Then-Senate Majority Leader Harry Reid, frustrated by GOP efforts to block Obama's appointees, invoked the nuclear option for nominees to the executive branch and lower federal courts. However, the move did not apply to Supreme Court nominees or legislation.
Some Republicans have been eager to turn the tables and hang the threat over Democrats' heads of extending the nuclear option to Gorsuch.
Could there be a deal?
Other senators from both parties are wary of upending one of the Senate's most powerful tools.
Rumors have swirled on Capitol Hill about a potential deal between a small group of senators to avert the crisis. Democrats would give Republicans enough votes to break a filibuster on Gorsuch, in exchange for a promise that the GOP would not use the "nuclear option" on the next Supreme Court nominee.
The basic architecture of such a deal is intriguing because it would not require buy-in from either party's leadership. It would only take three Republicans to block a rule change in the future, and eight Democrats to give the GOP cloture now, so a small "gang" of lawmakers could act on their own.
Liberals are extremely worried about such a deal.
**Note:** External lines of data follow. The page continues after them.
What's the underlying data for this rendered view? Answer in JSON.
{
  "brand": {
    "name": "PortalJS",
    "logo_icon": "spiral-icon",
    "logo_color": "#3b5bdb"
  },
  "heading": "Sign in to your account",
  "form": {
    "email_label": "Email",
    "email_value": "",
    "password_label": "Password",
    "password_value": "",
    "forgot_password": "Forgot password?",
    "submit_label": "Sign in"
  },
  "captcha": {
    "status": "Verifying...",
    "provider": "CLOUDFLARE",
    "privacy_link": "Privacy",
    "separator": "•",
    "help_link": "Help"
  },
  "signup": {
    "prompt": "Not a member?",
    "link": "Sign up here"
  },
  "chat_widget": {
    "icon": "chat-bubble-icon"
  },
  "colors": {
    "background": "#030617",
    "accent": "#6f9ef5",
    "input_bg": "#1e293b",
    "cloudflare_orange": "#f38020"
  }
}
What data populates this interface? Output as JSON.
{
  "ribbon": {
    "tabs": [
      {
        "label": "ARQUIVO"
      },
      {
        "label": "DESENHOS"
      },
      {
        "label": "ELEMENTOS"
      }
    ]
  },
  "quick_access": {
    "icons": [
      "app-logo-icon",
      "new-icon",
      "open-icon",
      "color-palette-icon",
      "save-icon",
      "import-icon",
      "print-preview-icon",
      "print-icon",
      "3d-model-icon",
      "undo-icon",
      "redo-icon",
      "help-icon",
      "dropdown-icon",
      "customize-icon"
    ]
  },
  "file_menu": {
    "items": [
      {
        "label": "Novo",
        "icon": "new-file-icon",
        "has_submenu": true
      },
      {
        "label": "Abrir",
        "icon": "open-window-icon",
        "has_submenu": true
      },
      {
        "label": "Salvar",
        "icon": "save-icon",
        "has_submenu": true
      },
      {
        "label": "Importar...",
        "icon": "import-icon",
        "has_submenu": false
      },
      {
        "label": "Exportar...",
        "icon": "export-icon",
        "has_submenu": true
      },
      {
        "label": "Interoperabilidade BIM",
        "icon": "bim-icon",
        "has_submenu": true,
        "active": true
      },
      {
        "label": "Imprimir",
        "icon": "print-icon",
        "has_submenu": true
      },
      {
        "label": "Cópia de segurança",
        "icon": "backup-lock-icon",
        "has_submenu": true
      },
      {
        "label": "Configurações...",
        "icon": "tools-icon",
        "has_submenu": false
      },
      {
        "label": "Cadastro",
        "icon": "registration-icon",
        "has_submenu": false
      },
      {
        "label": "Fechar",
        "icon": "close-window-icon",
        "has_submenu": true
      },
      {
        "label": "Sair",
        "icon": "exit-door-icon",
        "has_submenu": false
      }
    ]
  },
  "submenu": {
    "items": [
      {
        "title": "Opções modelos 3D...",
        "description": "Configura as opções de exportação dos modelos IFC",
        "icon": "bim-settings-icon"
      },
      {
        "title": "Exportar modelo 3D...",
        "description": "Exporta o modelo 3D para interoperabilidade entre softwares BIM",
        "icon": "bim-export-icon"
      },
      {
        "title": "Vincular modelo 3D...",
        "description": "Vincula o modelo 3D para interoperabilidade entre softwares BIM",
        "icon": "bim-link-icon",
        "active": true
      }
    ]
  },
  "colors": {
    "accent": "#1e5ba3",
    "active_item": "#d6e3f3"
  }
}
More than 20 progressive groups sent a letter to Democratic senators Thursday warning, "Anything less than a full commitment to resistance, including a filibuster of Judge Gorsuch, would be a betrayal of the communities you represent."
What's at stake?
Invoking the nuclear option would lower the bar for what it takes for a Supreme Court nominee to be confirmed. It would set a precedent that essentially takes an important parliamentary move off the table for the minority party — the filibuster. And the lower threshold could give presidents less of an incentive to nominate judges with views considered mainstream.
Democrats anticipating the change have cited the past three Supreme Court nominees to have confirmation hearings as the standard Gorsuch should be held to.
"If this nominee cannot earn 60 votes — a bar met by each of Obama's nominees, and George Bush's last two nominees — the answer isn't to change the rules. It's to change the nominee," Schumer said on the Senate floor.
The last time the minority party tried to block a Supreme Court nominee was in 2006 during Samuel Alito's nomination. However, the high chamber easily invoked cloture by a 72 to 25 vote, and Alito was confirmed with 58 votes.
Republicans in favor of the move argue that Reid already opened Pandora's box in 2013.
A Politifact analysis found that Senate experts agree going nuclear on a Supreme Court nominee is significant, though not earth-shattering. It essentially widens the scope of what Reid did more than three years ago.
The bigger issue, though, will be if it encourages Sen. Majority Leader Mitch McConnell or future Senate leaders to use the nuclear option on legislation. Lowering the 60-vote threshold on new laws and spending bills could prove even more contentious than using it on nominees.